In this podcast, Anna Strhan talks to Katie Aston about her research among evangelical Christians, exploring their search for coherence in the contemporary city. How do the members of conservative Anglican congregations negotiate their place in a secular multicultural society, and deal with issues of sexuality, parenthood, human rights, etc? Anna’s work is an interesting example of a multidisciplinary approach to religious studies, bringing in sociology, philosophy and anthropology.
The Religious Studies Project (RSP) is an international collaborative enterprise producing weekly podcasts with leading scholars on the social-scientific study of religion. Find out more…

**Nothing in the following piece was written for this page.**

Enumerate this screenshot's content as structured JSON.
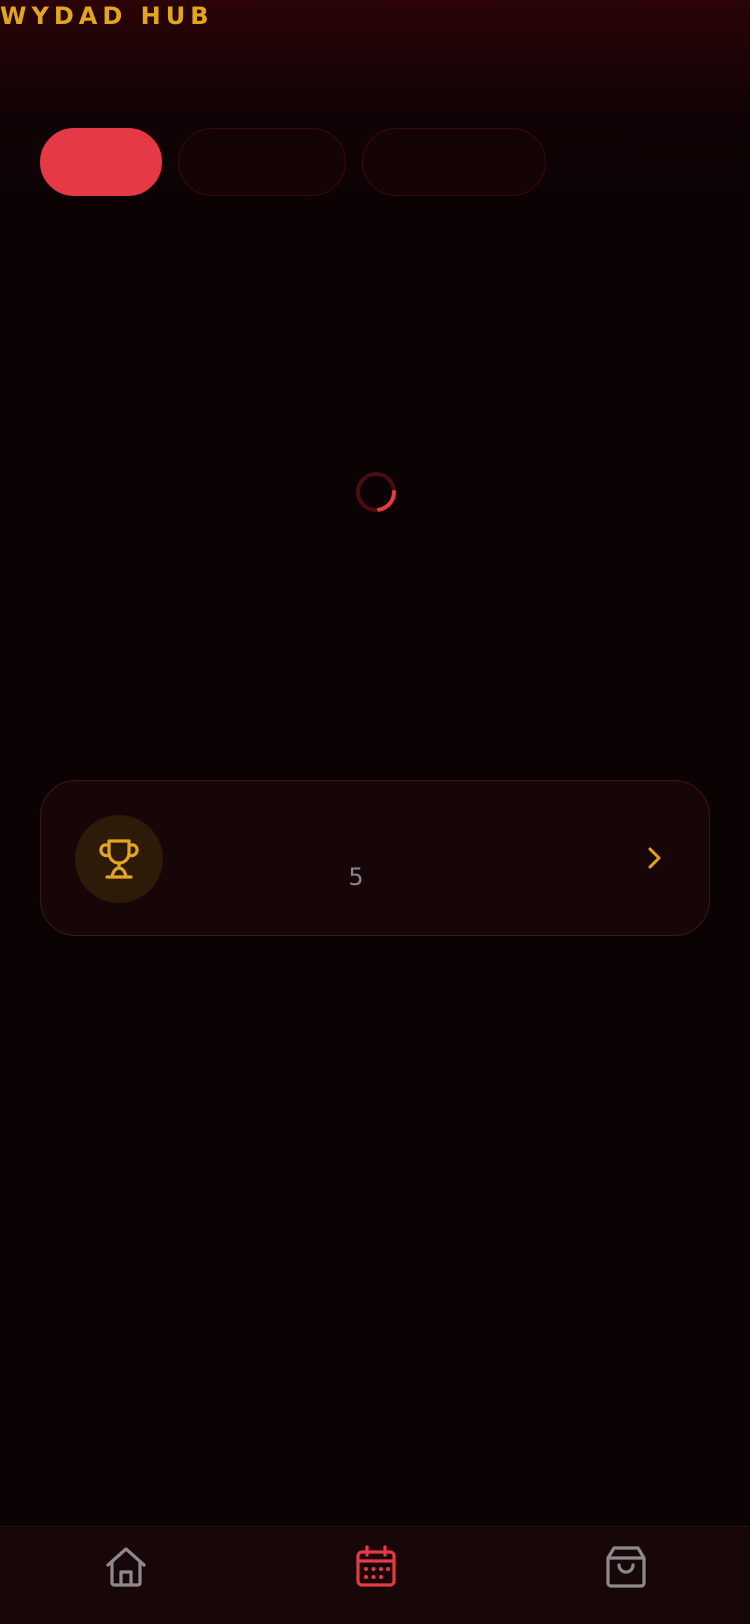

On the one hand, many scholars in religious studies rightfully state that much work has been done on religion and space, and, on the other hand, many anthropologists (including myself) still feel confident claiming that there is a dearth of work on this topic.
A conference report for The Religious Studies Project by Ashlee Quosigk, a PhD student at Queen’s University Belfast, Northern Ireland on the “Religious Pluralisation—A Challenge for Modern Societies” Conference, which had an important and timely mission to identify innovative research approaches as well as broad political and social scopes of action to address religious plurality.
Religious identifications that are alternative to the major world religions are relatively new to census questionnaires. However, there is a stark difference between the available options on religious identity in the 2012 US Census than there are in the 2011 UK Census.
For all our talk of religion being a human endeavor, we are unaccountably unaccustomed to thinking of it as one; we treat it as an abstract phenomenon that can be subjected to a passably “objective” study, like thermodynamics or photosynthesis.
In this interview Ethan Doyle White, author of the book Wicca: History, Belief, and Community in Modern Pagan Witchcraft, introduces his systematic overview of the contested history and multifaceted developments of Wicca. White presents his own methodological approaches and theoretical data utilising both emic and etic sources in a thematic framework.
Secular feminist scholars would benefit from understanding ‘religion’ as a category without set boundaries, and from studying religion as ‘lived’ within fluid contexts.
‘Religion’ and ‘Feminism’ are two concepts that have a complex relationship in the popular imaginary. But what do academics mean by these two concepts? And how can we study their interrelationship? What can we say about ‘religion and feminism’, about the academic study of ‘religion and feminism’, or about the ‘academic study of religion’ and feminism? To discuss these basic conceptual issues, and delve deeper into the topic, we are joined by a long-time friend of the RSP, Dr Dawn Llewellyn of the University of Chester.
Instead of expressing a need for pluralism and to be recognized for the differences that their religion brings to the country, religious minorities push for the security of agreeing with the majority.
What is the religious field like in a country where religion was banned for half of the 20th century? And how do you set up a Religious Studies department there?
It may be said that secularisation has made the West religiously illiterate, in that it struggles to accommodate those who do not espouse its secular values, particularly the separation of religion from the state (la laïcité).
I cannot help but think that the field’s continued reliance on these classical thinkers works to limit the possibilities for analysis to those concerns raised by such figures even in the midst of increased calls for non-Western scholarly interlocutors and more diverse research sites.
What is the sociology of religion? What are its particular concerns, dominant themes and defining methodologies? Where did it begin, and how has it evolved? This interview with Grace Davie, the first in our BSA SOCREL series, introduces this important and historically influential approach to the study of religion.
Perhaps it is time to stop treating the word “religion” as a tool of the scholar and to start treating it as the very object of study.